COURTNEY: The orchard is so diverse. We do farming, retail, wholesale. We do all of our own marketing. So, there are constant challenges that come up and it’s exciting to be able to master those and come up with creative ideas to make the orchard more inviting and exciting while contributing more to our community.
Q: We've been working together for a long time! How has your relationship with the co-op brought you closer to local communities?
TIM: We started out with the co-op when they first opened in Northampton. It’s been a great collaborative effort for us. We love dealing with the co-op. They take a lot of fruit and are just a real pleasure to deal with.
Q: Growing an orchard is a year-round job. What is that process like?
TIM: It’s a never-ending sort of cycle. We are in the harvest season right now, but we’re still always planning ahead for the next season—or even three-to-four years down the road. We finish the apple harvest after the first week of November. Then, we have fruit in storage through the winter that we will sell to customers like River Valley Co-op.
We’re also starting on next year’s crop. We’ll be out there pruning by the first of January. That will continue on until probably March. From there, we’ll move on to springtime work and getting the orchard ready for pollination. Once it’s pollinated, we’ll move on to growing that crop and bring it to harvest next year. We also do fertilization—and irrigation, which was a big one this year due to the drought.
(Image: Facebook/Apex Orchards)
Q: Do you grow the same varieties of apples every year or do they change?
COURTNEY: We’re actually in the midst of planning for new varieties. It can take several years to plan and prepare the orchard. We have to order the trees and get them budded and sent to us. Then, we actually have to put them in the ground. That takes a couple of years before they can start producing fruit for us. Right now, we’re looking at two new varieties—Sweet Tango and Wild Twist. We have been growing the same varieties of apples for a long time, with the addition of a few new ones here and there.
Q: In what ways do you care for and try to improve the land year after year?
TIM: It is a continuous kind of thing. This year, we were focused on putting in some more irrigation where we didn’t have it. We also do some wildlife management in the forest and on our own around the orchard. We have bluebird and kestrel boxes around the farm. That’s an important part of the cycle—trying to keep the mouse population down. Mice can be so detrimental to the orchard because they will dig down, burrow around the roots, and sort of girdle the whole tree. It is possible for them to take out a good chunk of the orchard, so we have kestrel boxes and barn owl boxes to try and encourage natural predation.
(Image: Facebook/Apex Orchards)
Q: What are your plans for Apex Orchards over the next five-to-ten years?
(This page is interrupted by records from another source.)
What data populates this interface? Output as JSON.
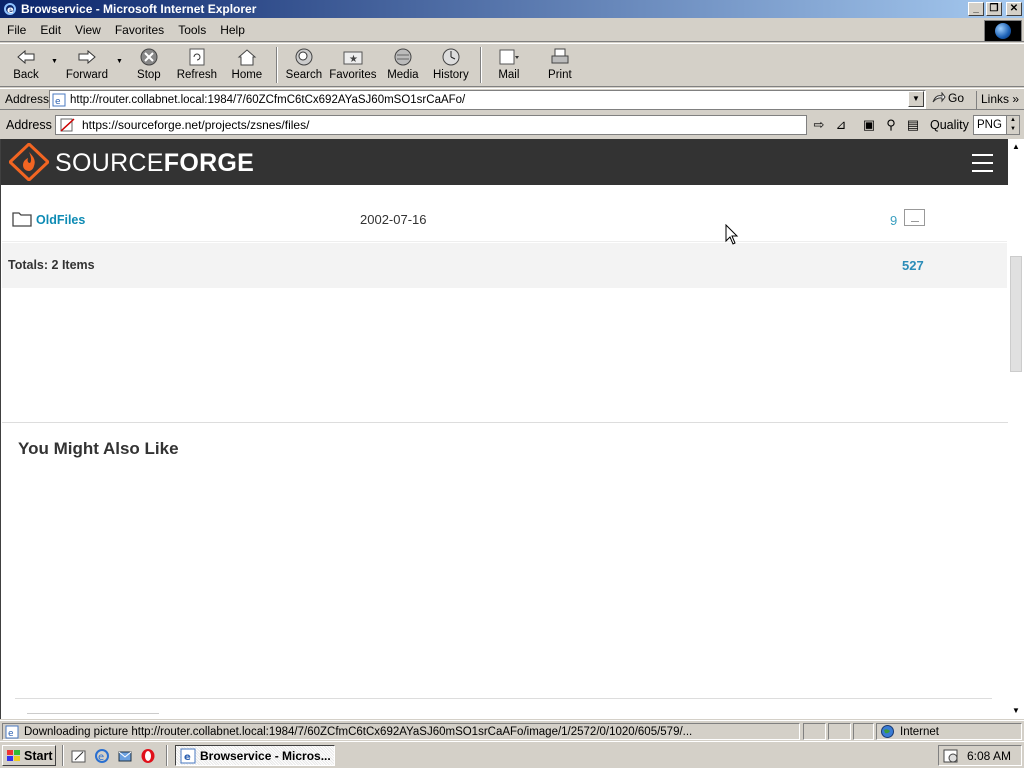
{
  "window": {
    "title": "Browservice - Microsoft Internet Explorer",
    "minimize": "0",
    "maximize": "1",
    "close": "r"
  },
  "menu": {
    "file": "File",
    "edit": "Edit",
    "view": "View",
    "favorites": "Favorites",
    "tools": "Tools",
    "help": "Help"
  },
  "toolbar": {
    "back": "Back",
    "forward": "Forward",
    "stop": "Stop",
    "refresh": "Refresh",
    "home": "Home",
    "search": "Search",
    "favorites": "Favorites",
    "media": "Media",
    "history": "History",
    "mail": "Mail",
    "print": "Print"
  },
  "addressbar": {
    "label": "Address",
    "url": "http://router.collabnet.local:1984/7/60ZCfmC6tCx692AYaSJ60mSO1srCaAFo/",
    "go": "Go",
    "links": "Links"
  },
  "inner_addressbar": {
    "label": "Address",
    "url": "https://sourceforge.net/projects/zsnes/files/",
    "quality_label": "Quality",
    "quality_value": "PNG"
  },
  "page": {
    "brand_thin": "SOURCE",
    "brand_bold": "FORGE",
    "file_row": {
      "name": "OldFiles",
      "date": "2002-07-16",
      "count": "9"
    },
    "totals": {
      "label": "Totals: 2 Items",
      "value": "527"
    },
    "you_might_also_like": "You Might Also Like"
  },
  "statusbar": {
    "message": "Downloading picture http://router.collabnet.local:1984/7/60ZCfmC6tCx692AYaSJ60mSO1srCaAFo/image/1/2572/0/1020/605/579/...",
    "zone": "Internet"
  },
  "taskbar": {
    "start": "Start",
    "task": "Browservice - Micros...",
    "clock": "6:08 AM"
  }
}
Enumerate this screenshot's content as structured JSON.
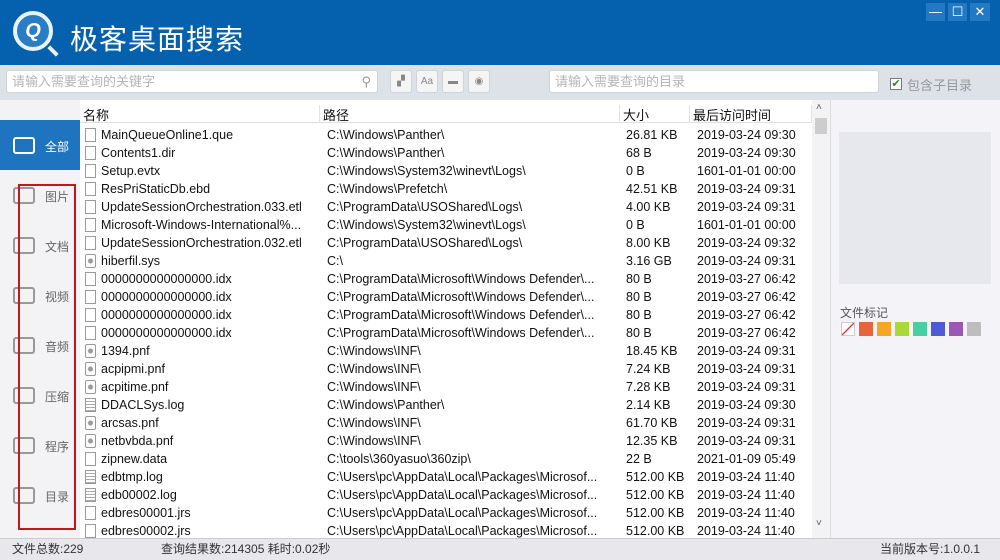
{
  "app": {
    "title": "极客桌面搜索",
    "logo_letter": "Q"
  },
  "window_controls": {
    "minimize": "—",
    "maximize": "☐",
    "close": "✕"
  },
  "toolbar": {
    "keyword_placeholder": "请输入需要查询的关键字",
    "dir_placeholder": "请输入需要查询的目录",
    "include_subdirs_label": "包含子目录",
    "include_subdirs_checked": true,
    "case_label": "Aa"
  },
  "sidebar": {
    "items": [
      {
        "label": "全部",
        "active": true
      },
      {
        "label": "图片"
      },
      {
        "label": "文档"
      },
      {
        "label": "视频"
      },
      {
        "label": "音频"
      },
      {
        "label": "压缩"
      },
      {
        "label": "程序"
      },
      {
        "label": "目录"
      }
    ]
  },
  "table": {
    "columns": [
      "名称",
      "路径",
      "大小",
      "最后访问时间"
    ],
    "rows": [
      {
        "name": "MainQueueOnline1.que",
        "path": "C:\\Windows\\Panther\\",
        "size": "26.81 KB",
        "time": "2019-03-24 09:30",
        "icon": "file"
      },
      {
        "name": "Contents1.dir",
        "path": "C:\\Windows\\Panther\\",
        "size": "68 B",
        "time": "2019-03-24 09:30",
        "icon": "file"
      },
      {
        "name": "Setup.evtx",
        "path": "C:\\Windows\\System32\\winevt\\Logs\\",
        "size": "0 B",
        "time": "1601-01-01 00:00",
        "icon": "file"
      },
      {
        "name": "ResPriStaticDb.ebd",
        "path": "C:\\Windows\\Prefetch\\",
        "size": "42.51 KB",
        "time": "2019-03-24 09:31",
        "icon": "file"
      },
      {
        "name": "UpdateSessionOrchestration.033.etl",
        "path": "C:\\ProgramData\\USOShared\\Logs\\",
        "size": "4.00 KB",
        "time": "2019-03-24 09:31",
        "icon": "file"
      },
      {
        "name": "Microsoft-Windows-International%...",
        "path": "C:\\Windows\\System32\\winevt\\Logs\\",
        "size": "0 B",
        "time": "1601-01-01 00:00",
        "icon": "file"
      },
      {
        "name": "UpdateSessionOrchestration.032.etl",
        "path": "C:\\ProgramData\\USOShared\\Logs\\",
        "size": "8.00 KB",
        "time": "2019-03-24 09:32",
        "icon": "file"
      },
      {
        "name": "hiberfil.sys",
        "path": "C:\\",
        "size": "3.16 GB",
        "time": "2019-03-24 09:31",
        "icon": "gear"
      },
      {
        "name": "0000000000000000.idx",
        "path": "C:\\ProgramData\\Microsoft\\Windows Defender\\...",
        "size": "80 B",
        "time": "2019-03-27 06:42",
        "icon": "file"
      },
      {
        "name": "0000000000000000.idx",
        "path": "C:\\ProgramData\\Microsoft\\Windows Defender\\...",
        "size": "80 B",
        "time": "2019-03-27 06:42",
        "icon": "file"
      },
      {
        "name": "0000000000000000.idx",
        "path": "C:\\ProgramData\\Microsoft\\Windows Defender\\...",
        "size": "80 B",
        "time": "2019-03-27 06:42",
        "icon": "file"
      },
      {
        "name": "0000000000000000.idx",
        "path": "C:\\ProgramData\\Microsoft\\Windows Defender\\...",
        "size": "80 B",
        "time": "2019-03-27 06:42",
        "icon": "file"
      },
      {
        "name": "1394.pnf",
        "path": "C:\\Windows\\INF\\",
        "size": "18.45 KB",
        "time": "2019-03-24 09:31",
        "icon": "gear"
      },
      {
        "name": "acpipmi.pnf",
        "path": "C:\\Windows\\INF\\",
        "size": "7.24 KB",
        "time": "2019-03-24 09:31",
        "icon": "gear"
      },
      {
        "name": "acpitime.pnf",
        "path": "C:\\Windows\\INF\\",
        "size": "7.28 KB",
        "time": "2019-03-24 09:31",
        "icon": "gear"
      },
      {
        "name": "DDACLSys.log",
        "path": "C:\\Windows\\Panther\\",
        "size": "2.14 KB",
        "time": "2019-03-24 09:30",
        "icon": "log"
      },
      {
        "name": "arcsas.pnf",
        "path": "C:\\Windows\\INF\\",
        "size": "61.70 KB",
        "time": "2019-03-24 09:31",
        "icon": "gear"
      },
      {
        "name": "netbvbda.pnf",
        "path": "C:\\Windows\\INF\\",
        "size": "12.35 KB",
        "time": "2019-03-24 09:31",
        "icon": "gear"
      },
      {
        "name": "zipnew.data",
        "path": "C:\\tools\\360yasuo\\360zip\\",
        "size": "22 B",
        "time": "2021-01-09 05:49",
        "icon": "file"
      },
      {
        "name": "edbtmp.log",
        "path": "C:\\Users\\pc\\AppData\\Local\\Packages\\Microsof...",
        "size": "512.00 KB",
        "time": "2019-03-24 11:40",
        "icon": "log"
      },
      {
        "name": "edb00002.log",
        "path": "C:\\Users\\pc\\AppData\\Local\\Packages\\Microsof...",
        "size": "512.00 KB",
        "time": "2019-03-24 11:40",
        "icon": "log"
      },
      {
        "name": "edbres00001.jrs",
        "path": "C:\\Users\\pc\\AppData\\Local\\Packages\\Microsof...",
        "size": "512.00 KB",
        "time": "2019-03-24 11:40",
        "icon": "file"
      },
      {
        "name": "edbres00002.jrs",
        "path": "C:\\Users\\pc\\AppData\\Local\\Packages\\Microsof...",
        "size": "512.00 KB",
        "time": "2019-03-24 11:40",
        "icon": "file"
      }
    ]
  },
  "right_panel": {
    "mark_label": "文件标记",
    "mark_colors": [
      "none",
      "#e8643c",
      "#f5a623",
      "#a8d83a",
      "#48cfa0",
      "#4f5bd5",
      "#9b59b6",
      "#bdbdbd"
    ]
  },
  "status": {
    "total_files": "文件总数:229",
    "result": "查询结果数:214305 耗时:0.02秒",
    "version": "当前版本号:1.0.0.1"
  }
}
COURTNEY: Tim will be retiring in the next few years! (laughs) But, I’m sure he will continue farming until he can farm no longer. We’re excited to add our new varieties in the next couple of years, and expanding our new pick-your-own blueberries and sunflower fields.
TIM: It’s going to be a continuation of some of the things we’ve started already. I think the size of the orchard is probably going to be dictated by what we can sell locally. We are very focused on selling locally and we don’t want to get into that bigger, worldwide apple market again. We are perfectly happy selling to local folks through retail and places like River Valley Co-op—they are a very important part of our business, as well.